Tributes have continued to pour in from around the world for author Ni Kuang, who died in Hong Kong on Sunday at the age of 87.
Ni is remembered both for his vast literary output in different genres as well as for scripting more than 100 Shaw Brothers Studio martial arts films, many of which achieved cult status beyond Hong Kong’s borders.
Obituaries in film trade publications Variety and The Hollywood Reporter highlighted Ni’s role as scriptwriter of such classic films as The 36th Chamber of Shaolin (1978) and One Armed Swordsman (1967), starring Gordon Liu and Jimmy Wang Yu respectively, and his contribution to the scripts of two Bruce Lee movies, The Big Boss (1971) and Fist of Fury (1972).
“RIP Ni Kuang. He really is everywhere in the Shaw Brothers catalogue, to the point where I eventually started thinking of him as Shaw’s answer to Hammer staple Jimmy Sangster. It’s always a pleasure to spot Ni’s name in the credits,” tweeted New York film critic Simon Abrams.
Tenky Tin Kai-man, actor and spokesman of the Federation of Hong Kong Filmmakers, earlier revealing that Ni had died at home at 1pm on Sunday. The cause of death was skin cancer, according to Poon Yiu-ming, chief editor of Chinese-language Hong Kong newspaper Ming Pao Monthly.
While Ni’s own novels, from series such as The Dark Heroine Muk Lan-fa and Wisely, were also adapted for the big screen, fans of his books focused mostly on the author’s impact on younger generations of Chinese-language science fiction writers.
Huai Guan (real name Kang Huai-zhen), the Taiwanese author of the bestselling fantasy novel The Restorer and Her Sword, wrote on Facebook: “Ni Kuang enlightened our generation’s sci-fi writers. [ …] I have read over a hundred of his books, from ‘Wisely’ to ‘The Legendary Ranger’. But I remember what he said about Jin Yong (the writer Louis Cha) the most.
“He said: ‘Authors do not have to like the characters they create, but they must respect the fact that they are independent lives.’ That has become my motto ever since I started writing. Ni Kuang, R.I.P.”
Ye Li-hua, a Taiwanese scientist and writer who ran the annual “Ni Kuang Science Fiction Award” from 2001-10, said simply of Ni’s death: “A sadness too great for words.”

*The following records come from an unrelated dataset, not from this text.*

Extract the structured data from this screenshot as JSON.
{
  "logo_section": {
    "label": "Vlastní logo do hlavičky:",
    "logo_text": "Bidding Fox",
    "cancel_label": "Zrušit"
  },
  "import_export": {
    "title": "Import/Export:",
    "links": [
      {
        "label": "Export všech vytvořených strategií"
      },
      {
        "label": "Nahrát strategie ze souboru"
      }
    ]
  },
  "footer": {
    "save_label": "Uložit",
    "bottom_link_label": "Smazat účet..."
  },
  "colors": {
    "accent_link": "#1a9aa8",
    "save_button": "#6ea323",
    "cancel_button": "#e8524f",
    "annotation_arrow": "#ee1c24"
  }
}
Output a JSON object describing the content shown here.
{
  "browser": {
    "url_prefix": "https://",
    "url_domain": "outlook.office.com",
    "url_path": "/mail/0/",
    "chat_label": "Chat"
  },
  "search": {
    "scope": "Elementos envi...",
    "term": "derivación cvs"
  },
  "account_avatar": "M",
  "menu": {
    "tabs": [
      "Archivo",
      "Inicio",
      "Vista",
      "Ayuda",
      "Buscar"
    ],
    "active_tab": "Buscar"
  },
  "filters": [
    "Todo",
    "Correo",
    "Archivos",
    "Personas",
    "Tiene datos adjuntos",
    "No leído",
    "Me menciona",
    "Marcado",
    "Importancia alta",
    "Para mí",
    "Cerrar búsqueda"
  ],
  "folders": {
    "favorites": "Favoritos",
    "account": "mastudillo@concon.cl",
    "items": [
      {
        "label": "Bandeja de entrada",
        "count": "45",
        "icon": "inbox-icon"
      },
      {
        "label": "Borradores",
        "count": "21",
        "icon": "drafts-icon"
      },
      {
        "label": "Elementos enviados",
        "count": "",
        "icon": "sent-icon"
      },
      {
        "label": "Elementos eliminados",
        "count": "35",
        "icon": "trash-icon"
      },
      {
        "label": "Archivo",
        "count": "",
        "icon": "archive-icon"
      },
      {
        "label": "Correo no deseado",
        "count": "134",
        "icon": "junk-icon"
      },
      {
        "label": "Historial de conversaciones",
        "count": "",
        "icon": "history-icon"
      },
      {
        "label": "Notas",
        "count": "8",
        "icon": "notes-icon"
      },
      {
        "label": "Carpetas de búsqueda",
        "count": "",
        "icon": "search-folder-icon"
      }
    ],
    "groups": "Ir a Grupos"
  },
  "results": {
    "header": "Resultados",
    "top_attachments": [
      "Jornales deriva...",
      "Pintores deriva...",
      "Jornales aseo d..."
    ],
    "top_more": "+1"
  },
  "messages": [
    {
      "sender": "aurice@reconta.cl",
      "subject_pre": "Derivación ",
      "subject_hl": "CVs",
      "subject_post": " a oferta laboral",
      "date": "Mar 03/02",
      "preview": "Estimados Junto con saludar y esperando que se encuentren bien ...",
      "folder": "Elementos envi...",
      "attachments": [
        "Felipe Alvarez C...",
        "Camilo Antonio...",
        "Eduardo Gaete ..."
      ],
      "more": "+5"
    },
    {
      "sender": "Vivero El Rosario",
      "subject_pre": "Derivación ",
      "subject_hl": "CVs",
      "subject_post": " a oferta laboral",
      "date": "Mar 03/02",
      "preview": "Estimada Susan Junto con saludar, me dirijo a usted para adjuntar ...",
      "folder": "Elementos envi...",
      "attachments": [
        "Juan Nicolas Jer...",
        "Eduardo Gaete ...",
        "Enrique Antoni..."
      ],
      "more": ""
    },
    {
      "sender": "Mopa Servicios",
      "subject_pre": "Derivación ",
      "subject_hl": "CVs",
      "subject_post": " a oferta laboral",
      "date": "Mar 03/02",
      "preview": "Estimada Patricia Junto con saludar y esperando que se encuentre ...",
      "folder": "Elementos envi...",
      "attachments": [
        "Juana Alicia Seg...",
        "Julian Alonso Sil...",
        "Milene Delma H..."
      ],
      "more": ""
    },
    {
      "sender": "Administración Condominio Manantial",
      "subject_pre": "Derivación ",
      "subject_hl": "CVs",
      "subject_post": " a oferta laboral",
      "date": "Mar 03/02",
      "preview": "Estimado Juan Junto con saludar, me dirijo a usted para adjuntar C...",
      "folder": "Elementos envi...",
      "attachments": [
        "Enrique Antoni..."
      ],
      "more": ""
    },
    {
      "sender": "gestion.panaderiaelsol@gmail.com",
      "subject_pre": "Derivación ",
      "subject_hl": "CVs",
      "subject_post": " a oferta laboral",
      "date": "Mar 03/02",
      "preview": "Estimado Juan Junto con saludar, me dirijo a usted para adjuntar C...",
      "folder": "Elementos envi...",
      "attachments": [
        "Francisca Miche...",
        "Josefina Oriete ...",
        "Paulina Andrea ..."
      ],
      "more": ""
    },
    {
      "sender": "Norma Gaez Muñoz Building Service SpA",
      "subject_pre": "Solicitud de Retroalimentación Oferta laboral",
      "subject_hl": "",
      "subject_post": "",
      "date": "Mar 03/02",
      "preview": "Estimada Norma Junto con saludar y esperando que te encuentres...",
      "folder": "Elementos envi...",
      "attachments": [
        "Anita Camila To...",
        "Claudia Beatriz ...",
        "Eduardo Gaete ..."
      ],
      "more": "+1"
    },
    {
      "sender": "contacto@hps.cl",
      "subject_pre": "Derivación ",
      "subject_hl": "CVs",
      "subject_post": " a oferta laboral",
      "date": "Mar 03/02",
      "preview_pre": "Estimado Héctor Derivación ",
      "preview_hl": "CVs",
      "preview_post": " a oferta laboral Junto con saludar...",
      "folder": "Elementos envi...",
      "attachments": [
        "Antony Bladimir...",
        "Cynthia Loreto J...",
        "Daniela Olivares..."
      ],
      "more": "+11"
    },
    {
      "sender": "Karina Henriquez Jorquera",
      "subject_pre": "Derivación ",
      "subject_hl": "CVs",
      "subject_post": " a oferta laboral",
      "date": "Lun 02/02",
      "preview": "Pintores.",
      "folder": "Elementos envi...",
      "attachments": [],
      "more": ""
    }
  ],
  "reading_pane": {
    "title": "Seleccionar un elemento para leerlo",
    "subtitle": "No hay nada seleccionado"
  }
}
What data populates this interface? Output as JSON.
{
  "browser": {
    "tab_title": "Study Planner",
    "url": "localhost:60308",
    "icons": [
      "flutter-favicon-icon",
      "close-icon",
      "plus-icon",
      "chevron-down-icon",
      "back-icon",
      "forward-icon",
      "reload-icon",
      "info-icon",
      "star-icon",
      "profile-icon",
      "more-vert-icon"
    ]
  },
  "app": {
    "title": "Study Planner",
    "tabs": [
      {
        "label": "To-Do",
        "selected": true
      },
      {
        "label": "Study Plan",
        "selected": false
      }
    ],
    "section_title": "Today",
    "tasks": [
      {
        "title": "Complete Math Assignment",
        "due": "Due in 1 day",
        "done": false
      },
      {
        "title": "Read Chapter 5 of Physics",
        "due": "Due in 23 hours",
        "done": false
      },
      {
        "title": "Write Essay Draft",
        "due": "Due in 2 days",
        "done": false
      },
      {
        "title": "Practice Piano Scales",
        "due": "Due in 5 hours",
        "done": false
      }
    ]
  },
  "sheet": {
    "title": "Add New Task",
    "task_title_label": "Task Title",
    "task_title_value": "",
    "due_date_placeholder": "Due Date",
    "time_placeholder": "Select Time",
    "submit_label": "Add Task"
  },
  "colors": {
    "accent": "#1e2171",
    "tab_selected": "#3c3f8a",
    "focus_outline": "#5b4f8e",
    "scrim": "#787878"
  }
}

Singaporean author, lyricist and columnist Ng King Kang said he had been a fan of Ni’s books since he was in secondary school and that he saw Ni as a symbol of a golden age of Hong Kong culture.
“To me, Ni Kuang, Jin Yong, and the singers Law Man (Roman Tam), Lesley Cheung and Anita Mui – who have all sadly left us – marked the end of a peak era for Hong Kong’s entertainment and culture,” he said.
Ng interviewed Ni three times in Hong Kong from 1987 to 2014 and had shown the author his own writing.
“I was growing up during a transition period when Singapore was promoting bilingualism. I went to a Chinese-language secondary school and so Chinese was my first language then.
“Ni’s books were the first science fiction I’d ever read, though I actually read his Muk Lan-fa series first and loved the fact that there was a female heroine in a modern kung fu scenario,” Ng said.
Martial arts actor Jackie Chan also paid tribute to Ni. “I’ve just heard that Ni Kuang, our elder, had left us. He was a Hong Kong talent and represented the glory of an era. Will miss you,” Chan wrote.
The Hong Kong government’s newly established Culture, Sports and Tourism Bureau also published a statement in which it “expressed sorrow over the passing of renowned author Ni Kuang, and extended deepest condolences to his family”.
The statement added: “The novels by Ni Kuang have been popular among readers in Hong Kong, and have been adapted into television and cinematic productions numerous times. Even though he has passed away, he will be fondly remembered by those who enjoyed his works.”